Microsoft Windows Media Services is a feature of Microsoft Windows 2000 Server, Advanced Server, and Datacenter Server, and is also available in a downloadable version for Windows NT 4.0 Server. Windows Media Services contains support for a method of delivering media content to clients across a network known as multicast streaming. In multicast streaming, the server has no connection to or knowledge of the clients that may be receiving the stream of media content coming from the server. To facilitate logging of client information for the server, Windows 2000 includes a capability specifically designed to enable logging for multicast transmissions.

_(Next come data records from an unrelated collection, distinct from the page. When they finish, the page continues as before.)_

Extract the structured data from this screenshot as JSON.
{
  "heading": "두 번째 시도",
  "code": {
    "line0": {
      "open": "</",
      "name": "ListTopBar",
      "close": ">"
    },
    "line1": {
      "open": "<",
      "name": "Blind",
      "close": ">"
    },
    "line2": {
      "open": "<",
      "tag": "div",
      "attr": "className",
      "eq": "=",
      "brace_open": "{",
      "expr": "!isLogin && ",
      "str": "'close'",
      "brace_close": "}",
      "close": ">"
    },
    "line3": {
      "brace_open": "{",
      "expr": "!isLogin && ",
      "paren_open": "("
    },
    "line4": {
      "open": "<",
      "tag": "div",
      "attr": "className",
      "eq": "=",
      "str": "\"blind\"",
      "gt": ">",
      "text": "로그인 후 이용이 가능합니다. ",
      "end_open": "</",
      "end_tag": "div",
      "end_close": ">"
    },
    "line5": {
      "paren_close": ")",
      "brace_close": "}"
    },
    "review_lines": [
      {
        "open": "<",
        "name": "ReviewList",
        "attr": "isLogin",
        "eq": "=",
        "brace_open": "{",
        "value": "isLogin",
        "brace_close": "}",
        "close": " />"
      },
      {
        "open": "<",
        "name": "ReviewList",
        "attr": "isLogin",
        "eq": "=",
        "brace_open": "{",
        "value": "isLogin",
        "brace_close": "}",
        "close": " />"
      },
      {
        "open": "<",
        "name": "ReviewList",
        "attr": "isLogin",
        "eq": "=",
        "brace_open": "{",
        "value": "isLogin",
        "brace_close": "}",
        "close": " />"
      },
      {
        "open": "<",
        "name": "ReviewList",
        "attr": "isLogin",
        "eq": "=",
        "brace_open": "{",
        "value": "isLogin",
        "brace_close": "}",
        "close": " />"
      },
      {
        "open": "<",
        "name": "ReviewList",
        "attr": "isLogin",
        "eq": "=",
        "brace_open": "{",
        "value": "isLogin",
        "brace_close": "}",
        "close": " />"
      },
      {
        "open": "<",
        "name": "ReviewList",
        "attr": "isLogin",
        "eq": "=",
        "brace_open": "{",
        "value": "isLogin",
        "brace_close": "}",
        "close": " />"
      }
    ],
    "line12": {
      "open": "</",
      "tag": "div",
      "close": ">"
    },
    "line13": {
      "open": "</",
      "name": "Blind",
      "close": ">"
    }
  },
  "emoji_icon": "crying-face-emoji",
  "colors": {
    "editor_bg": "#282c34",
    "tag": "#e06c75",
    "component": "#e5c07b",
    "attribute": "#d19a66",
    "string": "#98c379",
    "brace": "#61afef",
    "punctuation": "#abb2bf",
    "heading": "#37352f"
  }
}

This logging capability is implemented as an Internet Services Application Programming Interface (ISAPI) extension–nsiislog.dll. When Windows Media Services are added through add/remove programs to Windows 2000, nsiislog.dll is installed in the Internet Information Services (IIS) Scripts directory on the server. Once Windows Media Services is installed, nsiislog.dll is automatically loaded and used by IIS. There is a flaw in the way nsiislog.dll processes incoming client requests. A vulnerability exists because an attacker could send specially formed HTTP request (communications) to the server that could cause IIS to fail or execute code on the user’s system.
Windows Media Services is not installed by default on Windows 2000. An attacker attempting to exploit this vulnerability would have to be aware of which computers on the network had Windows Media Services installed on it and send a specific request to that server.
THIS WEEK’S NASTY WINDOWS WORRIES
The following information is from Symantec’s Web site, at www.symantec.com.
Trojan.Mitglieder.E is a variant of Trojan.Mitglieder. The Trojan opens a proxy on the system, attempts to stop security software, and is able to update itself.
W32.Beagle.M@mm is a polymorphic mass-mailing worm that uses its own SMTP engine to spread through e-mail. Like previous Beagle variants, this worm opens a backdoor (it listens on TCP port 2556) and attempts to spread through file-sharing networks by copying itself to folders that contain “shar” in their names. W32.Beagle.M@mm also infects files with the EXE extension.
Trojan.Etsur monitors and records certain user activity and sends information back to its creator. In particular, it may record online-banking user names and passwords.
Trojan.Noupdate is a Trojan horse that attempts to prevent users from updating their computer with the latest Microsoft Windows patches.
Trojan.Gipma is a Trojan horse program that displays obscene messages and makes the desktop and task bar invisible. Trojan.Gipma is written in Microsoft Visual Basic.
W32.Cone.D@mm is a mass-mailing worm that uses its own SMTP engine to send itself to the e-mail addresses it gathers from files on an infected computer. The e-mail attachment will have a .exe or .zip file extension. This threat is written in Microsoft Visual C++ and is compressed with UPX.
W32.Netsky.M@mm is a mass-mailing worm that uses its own SMTP engine to send itself to the e-mail addresses it finds when scanning hard drives and mapped drives. The “sender” of the e-mail is spoofed, and its subject, message body, and attachments vary. The attachment has a .pif extension.
Trojan.Simcss.B is a variant of Trojan.Simcss that terminates processes and downloads and executes files from the Internet.
PTF’S AND FIXES FOR OS/400 AND RELATED PROGRAMS
IBM released the latest cumulative package for V5R2 customers on January 21.
The latest HIPER package was released March 3.